■ What needs to be done:
Go through the material below, tally each line containing "enable", and write the tally alone.

[Start of section]

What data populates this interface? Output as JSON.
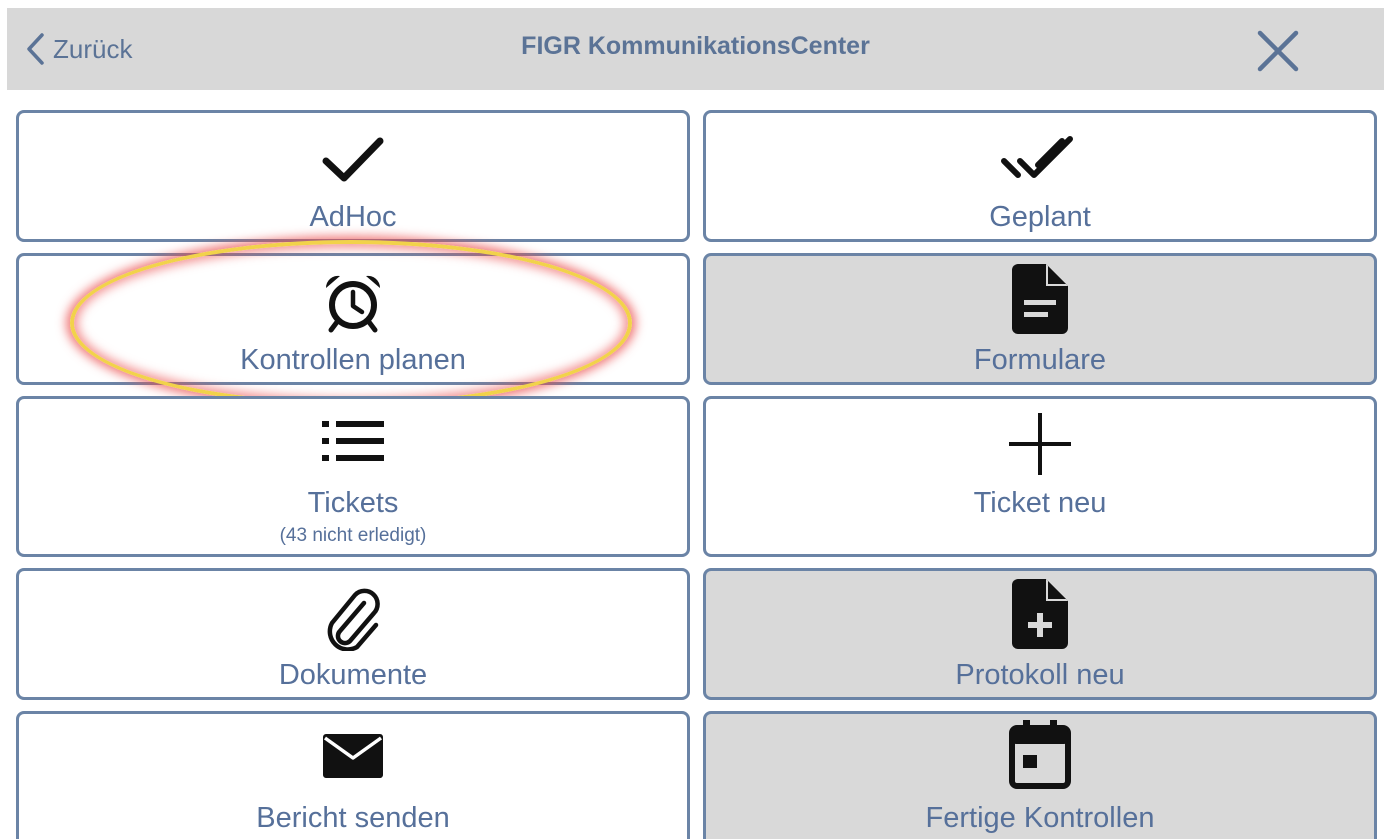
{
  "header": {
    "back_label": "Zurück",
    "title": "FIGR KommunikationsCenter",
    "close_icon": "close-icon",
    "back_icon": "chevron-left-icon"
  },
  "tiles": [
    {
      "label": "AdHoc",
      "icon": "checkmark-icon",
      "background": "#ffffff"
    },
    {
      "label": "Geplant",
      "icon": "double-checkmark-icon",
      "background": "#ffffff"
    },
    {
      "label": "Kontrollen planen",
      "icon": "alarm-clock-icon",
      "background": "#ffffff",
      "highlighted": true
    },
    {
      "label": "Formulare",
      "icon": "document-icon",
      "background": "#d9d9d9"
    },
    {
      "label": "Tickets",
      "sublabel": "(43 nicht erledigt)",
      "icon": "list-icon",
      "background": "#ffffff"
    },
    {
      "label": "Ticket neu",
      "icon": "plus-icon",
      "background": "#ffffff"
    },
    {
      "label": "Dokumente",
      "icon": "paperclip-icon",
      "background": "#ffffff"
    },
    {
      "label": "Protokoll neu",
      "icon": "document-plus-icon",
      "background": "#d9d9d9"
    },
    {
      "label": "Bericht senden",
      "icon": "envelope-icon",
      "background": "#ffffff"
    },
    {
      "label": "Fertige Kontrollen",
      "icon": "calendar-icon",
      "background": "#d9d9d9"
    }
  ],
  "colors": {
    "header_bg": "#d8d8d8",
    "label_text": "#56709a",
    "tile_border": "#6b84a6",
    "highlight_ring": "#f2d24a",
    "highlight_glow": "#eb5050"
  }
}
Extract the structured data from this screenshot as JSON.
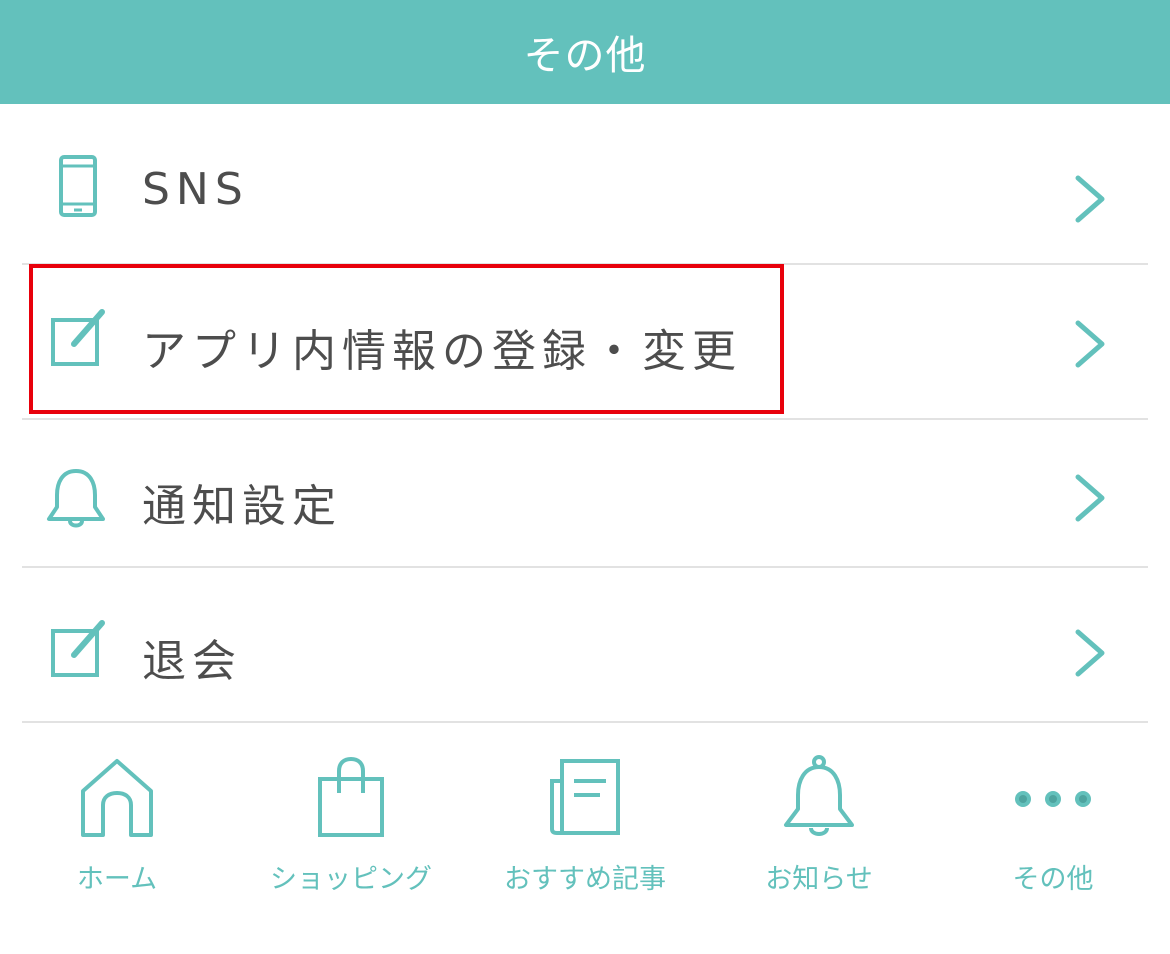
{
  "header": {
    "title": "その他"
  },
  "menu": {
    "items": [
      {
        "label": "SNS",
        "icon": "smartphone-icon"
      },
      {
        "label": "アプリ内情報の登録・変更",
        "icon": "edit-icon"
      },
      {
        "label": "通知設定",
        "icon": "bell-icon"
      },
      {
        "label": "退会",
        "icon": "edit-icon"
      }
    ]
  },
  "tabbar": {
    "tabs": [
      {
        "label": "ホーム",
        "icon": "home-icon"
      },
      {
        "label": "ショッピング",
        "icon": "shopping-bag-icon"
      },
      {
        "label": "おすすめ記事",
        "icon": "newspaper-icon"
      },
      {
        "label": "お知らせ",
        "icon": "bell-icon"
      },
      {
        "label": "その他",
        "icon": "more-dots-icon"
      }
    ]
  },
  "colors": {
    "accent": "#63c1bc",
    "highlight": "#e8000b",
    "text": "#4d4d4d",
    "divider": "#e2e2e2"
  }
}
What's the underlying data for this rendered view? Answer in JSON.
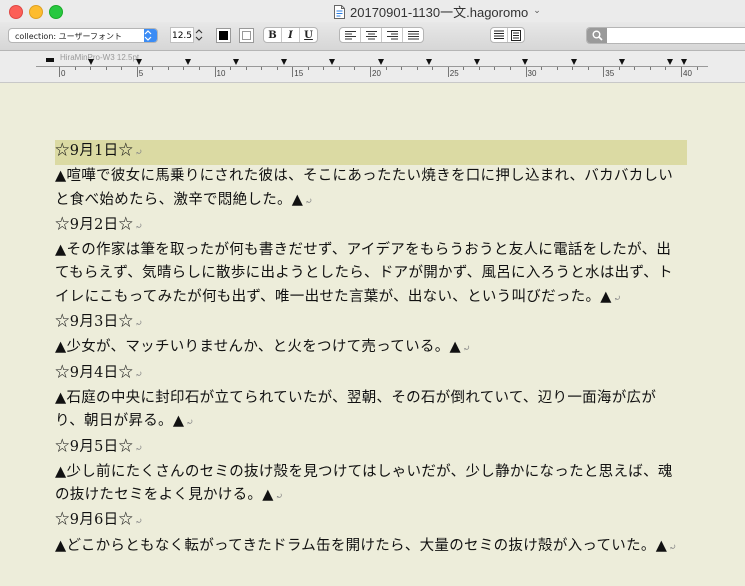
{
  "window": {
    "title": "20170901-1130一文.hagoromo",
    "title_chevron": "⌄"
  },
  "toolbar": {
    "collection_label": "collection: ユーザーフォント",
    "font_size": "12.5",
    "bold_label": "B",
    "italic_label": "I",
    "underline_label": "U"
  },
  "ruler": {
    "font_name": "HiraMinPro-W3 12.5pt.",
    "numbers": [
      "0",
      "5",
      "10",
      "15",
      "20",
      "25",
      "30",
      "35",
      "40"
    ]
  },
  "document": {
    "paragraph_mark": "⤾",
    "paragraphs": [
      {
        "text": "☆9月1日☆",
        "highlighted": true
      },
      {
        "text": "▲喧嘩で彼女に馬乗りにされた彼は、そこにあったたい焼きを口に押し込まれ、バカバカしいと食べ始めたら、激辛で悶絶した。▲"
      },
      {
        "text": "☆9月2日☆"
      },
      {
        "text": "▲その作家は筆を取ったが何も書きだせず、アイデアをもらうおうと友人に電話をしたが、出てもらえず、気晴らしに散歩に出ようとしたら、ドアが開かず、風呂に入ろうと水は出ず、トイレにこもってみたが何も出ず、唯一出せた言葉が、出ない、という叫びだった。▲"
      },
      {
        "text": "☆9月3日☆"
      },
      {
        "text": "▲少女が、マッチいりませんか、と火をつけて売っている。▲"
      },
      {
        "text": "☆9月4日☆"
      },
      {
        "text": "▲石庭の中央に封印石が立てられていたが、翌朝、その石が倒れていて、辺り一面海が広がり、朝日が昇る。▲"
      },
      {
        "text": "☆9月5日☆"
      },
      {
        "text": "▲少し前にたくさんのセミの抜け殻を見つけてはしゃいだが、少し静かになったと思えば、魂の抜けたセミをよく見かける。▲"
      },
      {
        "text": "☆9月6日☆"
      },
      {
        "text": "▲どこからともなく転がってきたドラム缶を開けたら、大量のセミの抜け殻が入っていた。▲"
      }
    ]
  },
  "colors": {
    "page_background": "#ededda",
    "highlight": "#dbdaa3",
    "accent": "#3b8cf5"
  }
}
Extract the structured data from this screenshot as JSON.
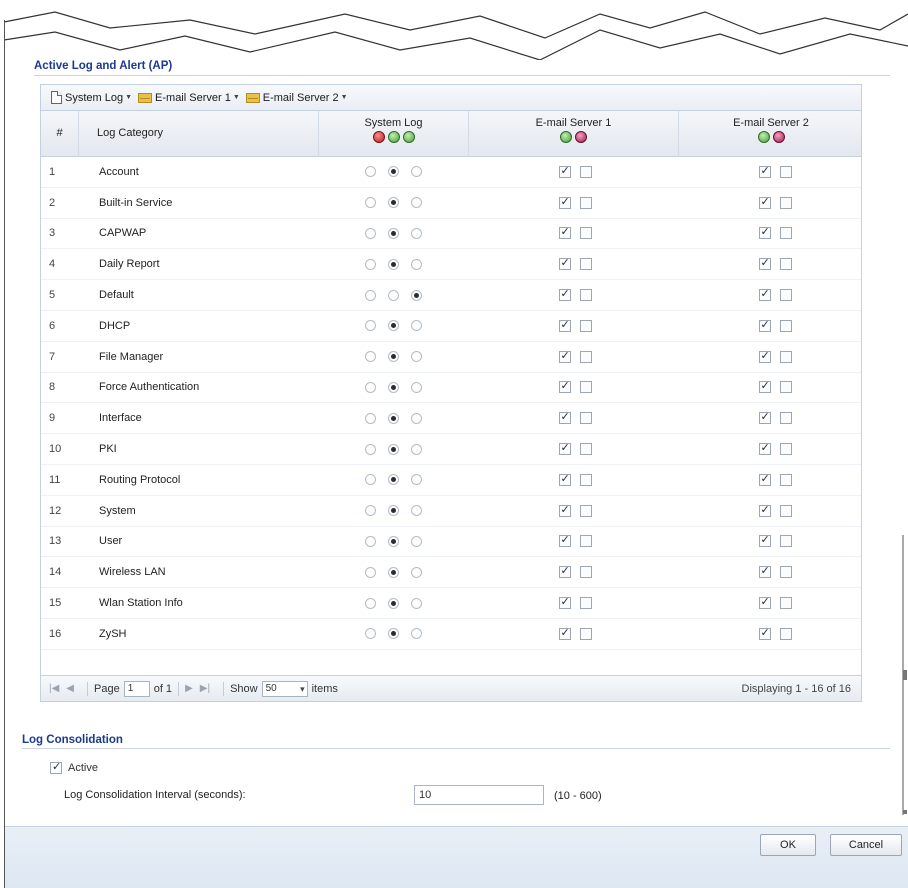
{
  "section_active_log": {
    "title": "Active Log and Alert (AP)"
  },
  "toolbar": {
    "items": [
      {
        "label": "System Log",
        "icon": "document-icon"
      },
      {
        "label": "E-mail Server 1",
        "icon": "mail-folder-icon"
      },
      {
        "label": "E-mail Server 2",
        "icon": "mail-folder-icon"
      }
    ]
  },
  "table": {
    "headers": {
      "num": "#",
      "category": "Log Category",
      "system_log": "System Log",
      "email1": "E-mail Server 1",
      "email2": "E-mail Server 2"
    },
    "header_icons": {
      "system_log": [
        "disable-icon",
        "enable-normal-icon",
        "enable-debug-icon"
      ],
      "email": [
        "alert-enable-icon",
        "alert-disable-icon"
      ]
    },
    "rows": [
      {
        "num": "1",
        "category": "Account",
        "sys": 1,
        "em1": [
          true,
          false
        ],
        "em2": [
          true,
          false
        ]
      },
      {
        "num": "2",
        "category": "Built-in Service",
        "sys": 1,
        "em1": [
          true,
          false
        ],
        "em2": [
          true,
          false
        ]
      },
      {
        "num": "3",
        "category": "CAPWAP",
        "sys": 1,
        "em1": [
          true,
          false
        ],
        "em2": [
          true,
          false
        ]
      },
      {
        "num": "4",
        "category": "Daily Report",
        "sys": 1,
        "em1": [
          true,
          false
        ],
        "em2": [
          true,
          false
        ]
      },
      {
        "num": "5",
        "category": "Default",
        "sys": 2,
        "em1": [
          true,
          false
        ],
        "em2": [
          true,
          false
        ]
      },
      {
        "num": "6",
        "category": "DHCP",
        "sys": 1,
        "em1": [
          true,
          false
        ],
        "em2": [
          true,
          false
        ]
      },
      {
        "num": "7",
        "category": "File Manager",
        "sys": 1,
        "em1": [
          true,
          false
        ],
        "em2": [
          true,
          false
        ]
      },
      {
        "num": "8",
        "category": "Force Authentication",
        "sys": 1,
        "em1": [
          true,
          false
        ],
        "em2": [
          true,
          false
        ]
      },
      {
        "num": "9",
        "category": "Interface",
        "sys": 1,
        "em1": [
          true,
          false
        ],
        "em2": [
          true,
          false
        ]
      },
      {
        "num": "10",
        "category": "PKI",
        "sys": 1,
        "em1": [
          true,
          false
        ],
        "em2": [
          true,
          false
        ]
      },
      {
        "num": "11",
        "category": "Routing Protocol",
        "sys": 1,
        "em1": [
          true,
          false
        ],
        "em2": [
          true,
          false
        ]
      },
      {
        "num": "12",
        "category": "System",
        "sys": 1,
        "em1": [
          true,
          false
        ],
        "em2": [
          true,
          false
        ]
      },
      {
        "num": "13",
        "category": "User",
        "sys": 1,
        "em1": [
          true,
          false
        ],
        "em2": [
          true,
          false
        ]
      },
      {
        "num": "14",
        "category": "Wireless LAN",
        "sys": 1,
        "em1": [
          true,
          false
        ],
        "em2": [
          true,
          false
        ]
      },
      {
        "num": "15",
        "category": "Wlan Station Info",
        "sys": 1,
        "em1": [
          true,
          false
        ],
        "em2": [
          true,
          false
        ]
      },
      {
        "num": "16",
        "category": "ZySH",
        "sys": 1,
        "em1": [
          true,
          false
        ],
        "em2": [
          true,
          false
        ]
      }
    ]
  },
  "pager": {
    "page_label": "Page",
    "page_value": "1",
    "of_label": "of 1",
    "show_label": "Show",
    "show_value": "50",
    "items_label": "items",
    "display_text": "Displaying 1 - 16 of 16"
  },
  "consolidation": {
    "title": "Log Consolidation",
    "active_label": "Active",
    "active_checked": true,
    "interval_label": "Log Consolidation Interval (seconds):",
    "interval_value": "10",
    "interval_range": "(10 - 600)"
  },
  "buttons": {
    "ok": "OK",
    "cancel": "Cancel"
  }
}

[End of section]

■ Written response:
3